coatroom

2. A room for the deposit or checking of outer garments.
References in periodicals archive ?
If the coatroom is unattended, the limited liability statute is not applicable.
In the foyer near the coatroom, "Tracks of My Tears" is being rehearsed by a pickup string section, overseen by an older black man in a woolen overcoat.
It is a stunning statistic that Everton haven't finished above their nearest rivals in successive seasons since Cilla was a Cavern coatroom attendant - and Liverpool were back in the Second Division then.
"I don't want it to get wrinkled so I'm going to hang it up in the coatroom."
An atom bomb could explode in that coatroom and we three girls would not budge from our huddle.
Such subsidiary organizations or groups as factory personnel in charge of supplies; personnel in charge of warehouse, garage, parking area, reservoir, stockroom, cattle pen, storage tank, grain elevator, coatroom, waiting room, dock, holding area, airport airway; supply clerks; may be laterally dispersed to departments of an organization; or downwardly to individual persons in it; artifacts like parking lot, barn, silo, warehouse, storage room, closet, file, container.
It has a large sanctuary, with seating for 465 persons, a coatroom and transition and gathering area on the first floor.

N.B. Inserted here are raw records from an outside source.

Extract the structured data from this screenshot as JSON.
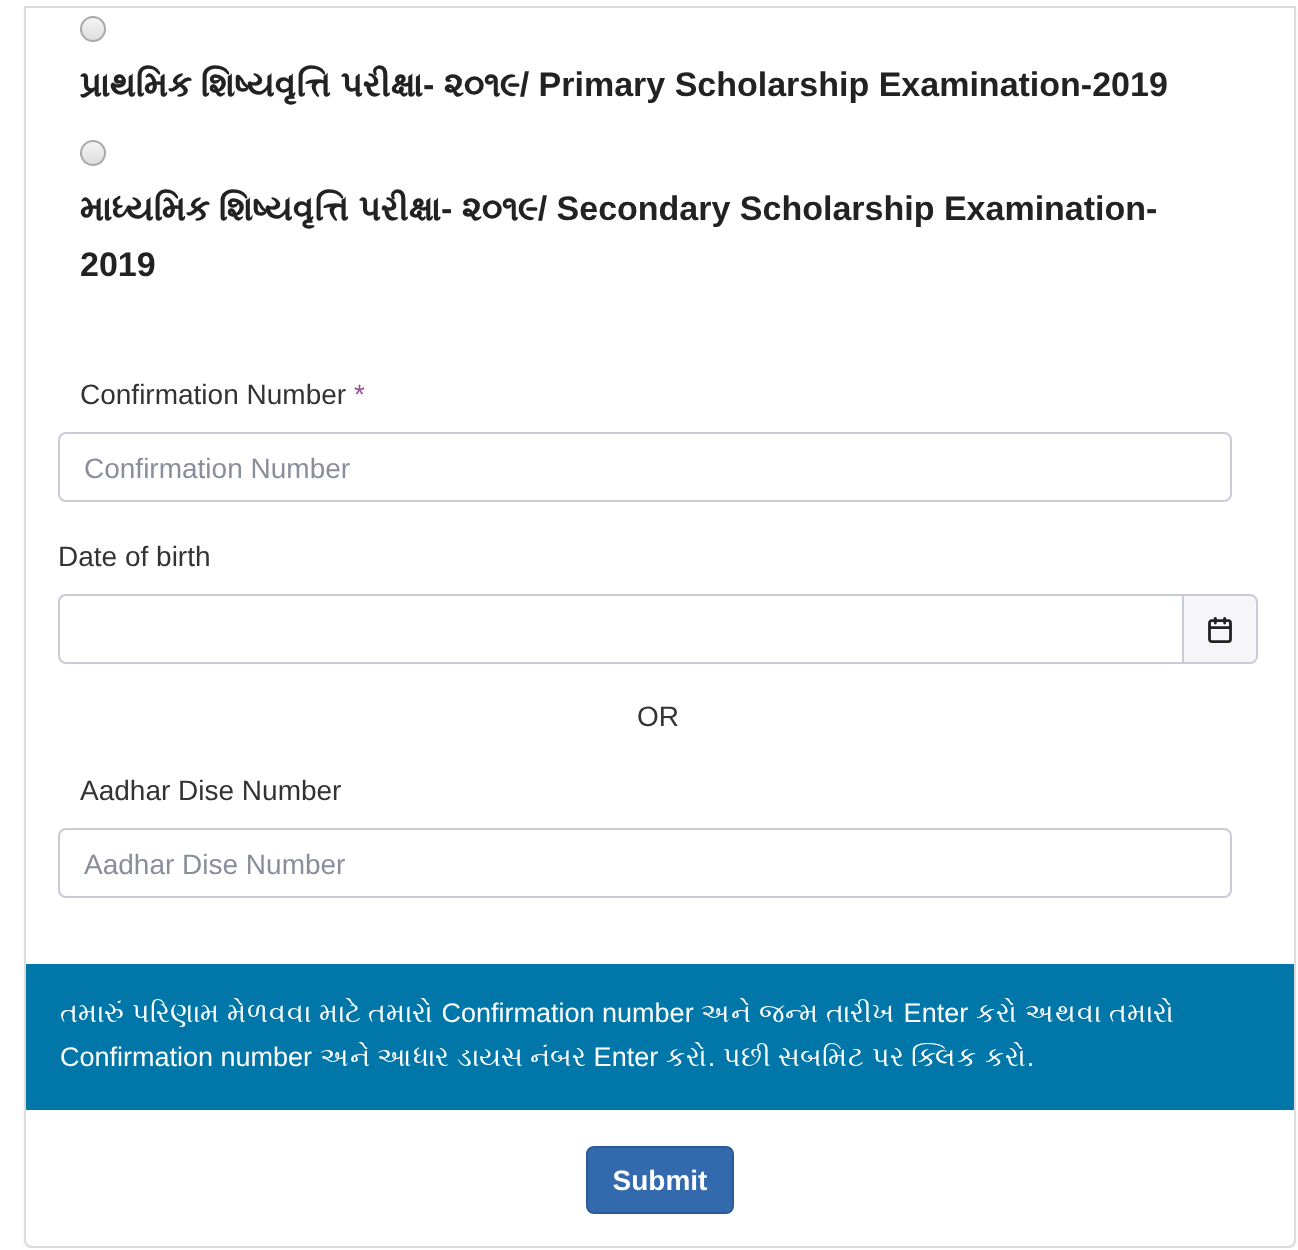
{
  "exam_options": [
    {
      "label": "પ્રાથમિક શિષ્યવૃત્તિ પરીક્ષા- ૨૦૧૯/ Primary Scholarship Examination-2019",
      "selected": false
    },
    {
      "label": "માધ્યમિક શિષ્યવૃત્તિ પરીક્ષા- ૨૦૧૯/ Secondary Scholarship Examination-2019",
      "selected": false
    }
  ],
  "fields": [
    {
      "kind": "text",
      "label": "Confirmation Number",
      "required_mark": "*",
      "placeholder": "Confirmation Number"
    },
    {
      "kind": "date",
      "label": "Date of birth"
    },
    {
      "kind": "separator",
      "label": "OR"
    },
    {
      "kind": "text",
      "label": "Aadhar Dise Number",
      "placeholder": "Aadhar Dise Number"
    }
  ],
  "info_message": "તમારું પરિણામ મેળવવા માટે તમારો Confirmation number અને જન્મ તારીખ Enter કરો અથવા તમારો Confirmation number અને આધાર ડાયસ નંબર Enter કરો. પછી સબમિટ પર ક્લિક કરો.",
  "submit_button": "Submit"
}
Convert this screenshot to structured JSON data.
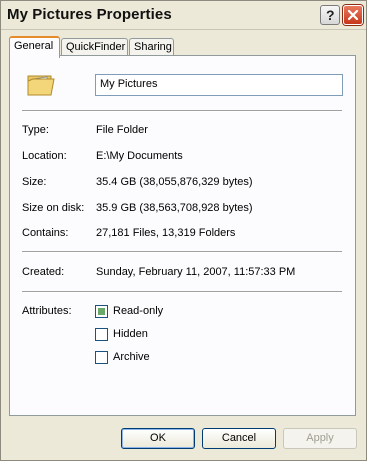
{
  "window": {
    "title": "My Pictures Properties",
    "help_symbol": "?"
  },
  "tabs": [
    {
      "label": "General",
      "active": true
    },
    {
      "label": "QuickFinder",
      "active": false
    },
    {
      "label": "Sharing",
      "active": false
    }
  ],
  "general": {
    "name_value": "My Pictures",
    "folder_icon": "folder-pictures-icon",
    "type_label": "Type:",
    "type_value": "File Folder",
    "location_label": "Location:",
    "location_value": "E:\\My Documents",
    "size_label": "Size:",
    "size_value": "35.4 GB (38,055,876,329 bytes)",
    "size_on_disk_label": "Size on disk:",
    "size_on_disk_value": "35.9 GB (38,563,708,928 bytes)",
    "contains_label": "Contains:",
    "contains_value": "27,181 Files, 13,319 Folders",
    "created_label": "Created:",
    "created_value": "Sunday, February 11, 2007, 11:57:33 PM",
    "attributes_label": "Attributes:",
    "attributes": [
      {
        "label": "Read-only",
        "checked": true
      },
      {
        "label": "Hidden",
        "checked": false
      },
      {
        "label": "Archive",
        "checked": false
      }
    ]
  },
  "buttons": {
    "ok": "OK",
    "cancel": "Cancel",
    "apply": "Apply"
  }
}
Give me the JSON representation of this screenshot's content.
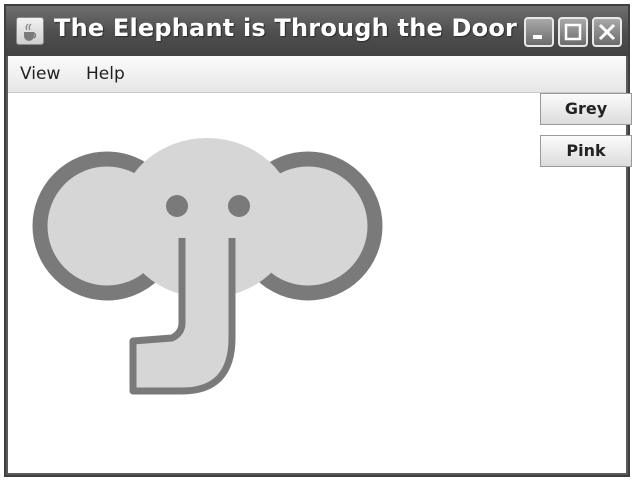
{
  "window": {
    "title": "The Elephant is Through the Door",
    "app_icon": "java-cup-icon",
    "controls": [
      "minimize-icon",
      "maximize-icon",
      "close-icon"
    ]
  },
  "menubar": {
    "items": [
      {
        "label": "View"
      },
      {
        "label": "Help"
      }
    ]
  },
  "buttons": {
    "grey_label": "Grey",
    "pink_label": "Pink"
  },
  "colors": {
    "elephant_fill": "#d6d6d6",
    "elephant_outline": "#7a7a7a"
  }
}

She would go into the coatroom and whisper some prayer or other, which made those of us who were her friends slightly embarrassed--for her or for us, I was never sure.
An exit to Broadway had to be navigated through a coatroom in the Broadway Lounge.
The plethora of Browning P35 9mms left by all of Dawkins' officers, in the coatroom inside the door, was obvious proof of that.
Vice President John Adams and Senator Oliver Ellsworth (later Chief Justice of the United States) addressed the question during one sidebar in a congressional coatroom. When it came to the President, they told a colleague in the first Senate, "[y]ou could only impeach him and no other process [w]hatever lay against him."(57) The Senate colleague asked whether this meant that a President could commit "[m]urder in [the] [s]treets" and remain free until impeachment?